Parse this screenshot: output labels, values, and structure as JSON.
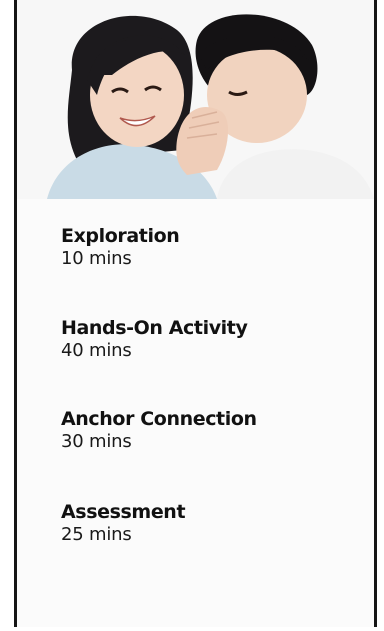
{
  "hero": {
    "image": "two-children-whispering-photo"
  },
  "activities": [
    {
      "title": "Exploration",
      "duration": "10 mins"
    },
    {
      "title": "Hands-On Activity",
      "duration": "40 mins"
    },
    {
      "title": "Anchor Connection",
      "duration": "30 mins"
    },
    {
      "title": "Assessment",
      "duration": "25 mins"
    }
  ],
  "colors": {
    "border": "#151515",
    "text": "#111111",
    "background": "#fbfbfb"
  }
}
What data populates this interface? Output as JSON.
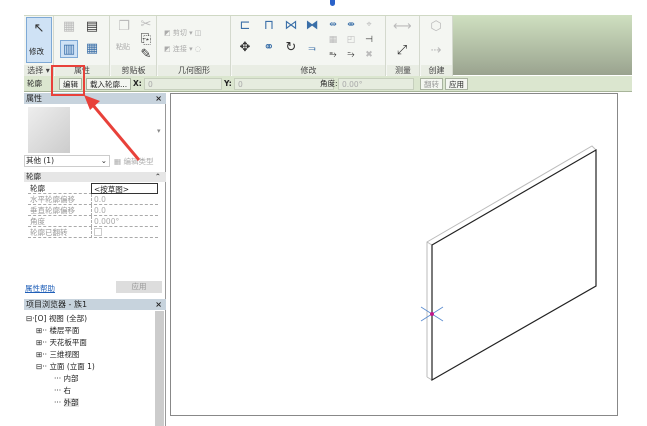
{
  "ribbon": {
    "select_panel": {
      "modify_label": "修改",
      "panel_label": "选择 ▾"
    },
    "properties_panel": {
      "panel_label": "属性"
    },
    "clipboard_panel": {
      "paste_label": "粘贴",
      "panel_label": "剪贴板"
    },
    "geometry_panel": {
      "cut_label": "剪切",
      "join_label": "连接",
      "panel_label": "几何图形"
    },
    "modify_panel": {
      "panel_label": "修改"
    },
    "measure_panel": {
      "panel_label": "测量"
    },
    "create_panel": {
      "panel_label": "创建"
    }
  },
  "options_bar": {
    "context_label": "轮廓",
    "edit_button": "编辑",
    "load_profile_button": "载入轮廓...",
    "x_label": "X:",
    "x_value": "0",
    "y_label": "Y:",
    "y_value": "0",
    "angle_label": "角度:",
    "angle_value": "0.00°",
    "flip_button": "翻转",
    "apply_button": "应用"
  },
  "properties": {
    "title": "属性",
    "type_selector": "其他 (1)",
    "edit_type_button": "编辑类型",
    "group_label": "轮廓",
    "rows": [
      {
        "key": "轮廓",
        "value": "<按草图>"
      },
      {
        "key": "水平轮廓偏移",
        "value": "0.0"
      },
      {
        "key": "垂直轮廓偏移",
        "value": "0.0"
      },
      {
        "key": "角度",
        "value": "0.000°"
      },
      {
        "key": "轮廓已翻转",
        "value": ""
      }
    ],
    "help_link": "属性帮助",
    "apply_button": "应用"
  },
  "project_browser": {
    "title": "项目浏览器 - 族1",
    "items": [
      "视图 (全部)",
      "楼层平面",
      "天花板平面",
      "三维视图",
      "立面 (立面 1)",
      "内部",
      "右",
      "外部"
    ]
  },
  "colors": {
    "accent": "#3a6fa8",
    "annotation": "#e8413a",
    "option_bar": "#dbe6cf"
  }
}
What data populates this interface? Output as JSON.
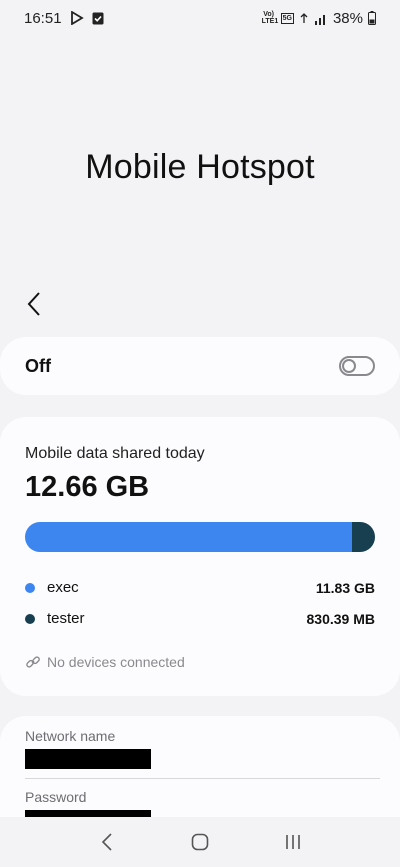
{
  "status_bar": {
    "time": "16:51",
    "battery": "38%",
    "network_badge": "5G",
    "volte": "Vo) LTE1",
    "icons": [
      "play-store-icon",
      "download-check-icon",
      "volte-icon",
      "5g-icon",
      "wifi-icon",
      "signal-icon",
      "battery-icon"
    ]
  },
  "page": {
    "title": "Mobile Hotspot",
    "back_icon": "chevron-left-icon"
  },
  "toggle": {
    "label": "Off",
    "state": "off"
  },
  "usage": {
    "caption": "Mobile data shared today",
    "total": "12.66 GB",
    "devices": [
      {
        "name": "exec",
        "value": "11.83 GB",
        "color": "#3d86f0",
        "fraction": 0.934
      },
      {
        "name": "tester",
        "value": "830.39 MB",
        "color": "#173f4f",
        "fraction": 0.066
      }
    ],
    "no_devices_text": "No devices connected",
    "link_icon": "link-icon"
  },
  "network": {
    "name_label": "Network name",
    "password_label": "Password"
  },
  "nav": {
    "back_icon": "back-icon",
    "home_icon": "home-icon",
    "recents_icon": "recents-icon"
  },
  "colors": {
    "background": "#f3f3f6",
    "card": "#fcfcfe",
    "accent_blue": "#3d86f0",
    "accent_dark": "#173f4f"
  }
}
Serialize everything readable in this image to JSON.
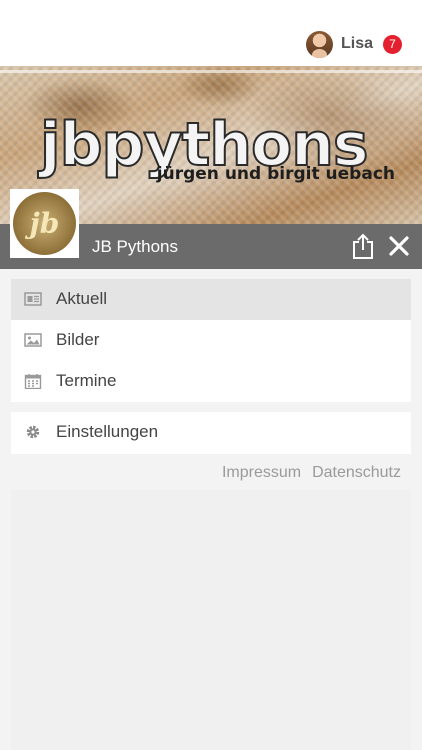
{
  "header": {
    "user": {
      "name": "Lisa",
      "notification_count": "7"
    }
  },
  "banner": {
    "brand": "jbpythons",
    "subtitle": "jürgen und birgit uebach",
    "logo_text": "jb"
  },
  "titlebar": {
    "title": "JB Pythons"
  },
  "menu": {
    "primary": [
      {
        "label": "Aktuell",
        "icon": "newspaper-icon",
        "active": true
      },
      {
        "label": "Bilder",
        "icon": "image-icon",
        "active": false
      },
      {
        "label": "Termine",
        "icon": "calendar-icon",
        "active": false
      }
    ],
    "secondary": [
      {
        "label": "Einstellungen",
        "icon": "gear-icon"
      }
    ]
  },
  "footer": {
    "links": [
      "Impressum",
      "Datenschutz"
    ]
  },
  "colors": {
    "titlebar": "#6b6b6b",
    "badge": "#e5202e",
    "active_item": "#e4e4e4"
  }
}
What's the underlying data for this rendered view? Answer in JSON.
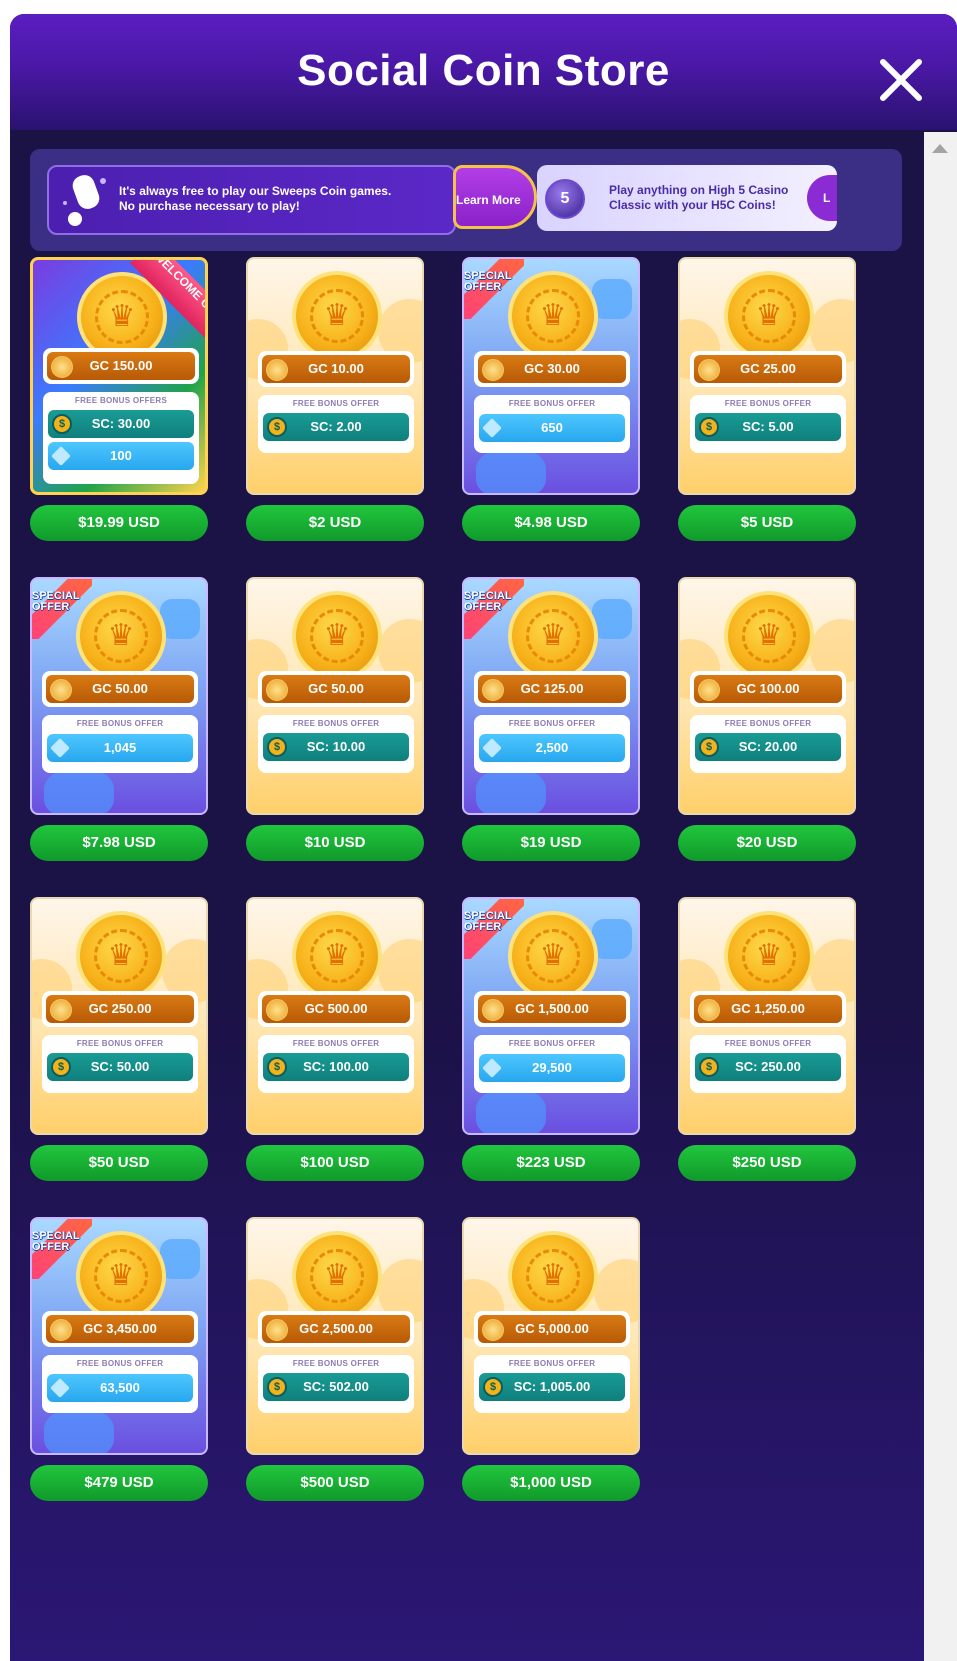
{
  "header": {
    "title": "Social Coin Store"
  },
  "banners": {
    "sweeps": {
      "line1": "It's always free to play our Sweeps Coin games.",
      "line2": "No purchase necessary to play!"
    },
    "learn_more_label": "Learn More",
    "h5c": {
      "badge": "5",
      "line1": "Play anything on High 5 Casino",
      "line2": "Classic with your H5C Coins!",
      "button_label": "L"
    }
  },
  "packs": [
    {
      "gc": "GC 150.00",
      "bonus_label": "FREE BONUS OFFERS",
      "sc": "SC: 30.00",
      "gems": "100",
      "price": "$19.99 USD",
      "style": "welcome",
      "tag": "WELCOME OFFER"
    },
    {
      "gc": "GC 10.00",
      "bonus_label": "FREE BONUS OFFER",
      "sc": "SC: 2.00",
      "price": "$2 USD",
      "style": "gold"
    },
    {
      "gc": "GC 30.00",
      "bonus_label": "FREE BONUS OFFER",
      "gems": "650",
      "price": "$4.98 USD",
      "style": "blue",
      "tag": "SPECIAL OFFER"
    },
    {
      "gc": "GC 25.00",
      "bonus_label": "FREE BONUS OFFER",
      "sc": "SC: 5.00",
      "price": "$5 USD",
      "style": "gold"
    },
    {
      "gc": "GC 50.00",
      "bonus_label": "FREE BONUS OFFER",
      "gems": "1,045",
      "price": "$7.98 USD",
      "style": "blue",
      "tag": "SPECIAL OFFER"
    },
    {
      "gc": "GC 50.00",
      "bonus_label": "FREE BONUS OFFER",
      "sc": "SC: 10.00",
      "price": "$10 USD",
      "style": "gold"
    },
    {
      "gc": "GC 125.00",
      "bonus_label": "FREE BONUS OFFER",
      "gems": "2,500",
      "price": "$19 USD",
      "style": "blue",
      "tag": "SPECIAL OFFER"
    },
    {
      "gc": "GC 100.00",
      "bonus_label": "FREE BONUS OFFER",
      "sc": "SC: 20.00",
      "price": "$20 USD",
      "style": "gold"
    },
    {
      "gc": "GC 250.00",
      "bonus_label": "FREE BONUS OFFER",
      "sc": "SC: 50.00",
      "price": "$50 USD",
      "style": "gold"
    },
    {
      "gc": "GC 500.00",
      "bonus_label": "FREE BONUS OFFER",
      "sc": "SC: 100.00",
      "price": "$100 USD",
      "style": "gold"
    },
    {
      "gc": "GC 1,500.00",
      "bonus_label": "FREE BONUS OFFER",
      "gems": "29,500",
      "price": "$223 USD",
      "style": "blue",
      "tag": "SPECIAL OFFER"
    },
    {
      "gc": "GC 1,250.00",
      "bonus_label": "FREE BONUS OFFER",
      "sc": "SC: 250.00",
      "price": "$250 USD",
      "style": "gold"
    },
    {
      "gc": "GC 3,450.00",
      "bonus_label": "FREE BONUS OFFER",
      "gems": "63,500",
      "price": "$479 USD",
      "style": "blue",
      "tag": "SPECIAL OFFER"
    },
    {
      "gc": "GC 2,500.00",
      "bonus_label": "FREE BONUS OFFER",
      "sc": "SC: 502.00",
      "price": "$500 USD",
      "style": "gold"
    },
    {
      "gc": "GC 5,000.00",
      "bonus_label": "FREE BONUS OFFER",
      "sc": "SC: 1,005.00",
      "price": "$1,000 USD",
      "style": "gold"
    }
  ],
  "colors": {
    "header": "#4a18a6",
    "background": "#1b1246",
    "price_button": "#17b035",
    "gc_bar": "#c8680c",
    "sc_bar": "#13908b",
    "gem_bar": "#35b5f5"
  },
  "icons": {
    "close": "close-icon",
    "gold_coin": "gold-coin-icon",
    "sweeps_coin": "sweeps-coin-icon",
    "gem": "diamond-icon"
  }
}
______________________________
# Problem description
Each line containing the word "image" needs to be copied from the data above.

# Reply
    "image": "two-children-whispering-photo"
Serialize everything readable in this image to JSON.
        "icon": "image-icon",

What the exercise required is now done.